> **EXERCISE DETAILS**:
Count up the lines of the data below that contain the string "label", then give only the total.
***** SUPPLIED MATERIAL
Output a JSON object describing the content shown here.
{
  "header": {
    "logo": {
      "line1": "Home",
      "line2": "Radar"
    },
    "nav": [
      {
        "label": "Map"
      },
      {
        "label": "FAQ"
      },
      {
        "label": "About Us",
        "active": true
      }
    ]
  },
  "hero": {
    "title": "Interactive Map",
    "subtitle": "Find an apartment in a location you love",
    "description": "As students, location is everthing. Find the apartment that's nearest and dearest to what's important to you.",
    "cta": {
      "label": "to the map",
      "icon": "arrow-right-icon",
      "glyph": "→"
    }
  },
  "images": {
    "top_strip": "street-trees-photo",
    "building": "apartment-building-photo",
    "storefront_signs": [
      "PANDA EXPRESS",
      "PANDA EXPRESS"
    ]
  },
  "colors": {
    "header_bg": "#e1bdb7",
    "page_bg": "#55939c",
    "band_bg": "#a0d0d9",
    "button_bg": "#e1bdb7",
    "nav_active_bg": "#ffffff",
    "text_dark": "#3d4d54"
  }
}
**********
> **TASK SOLUTION**:
4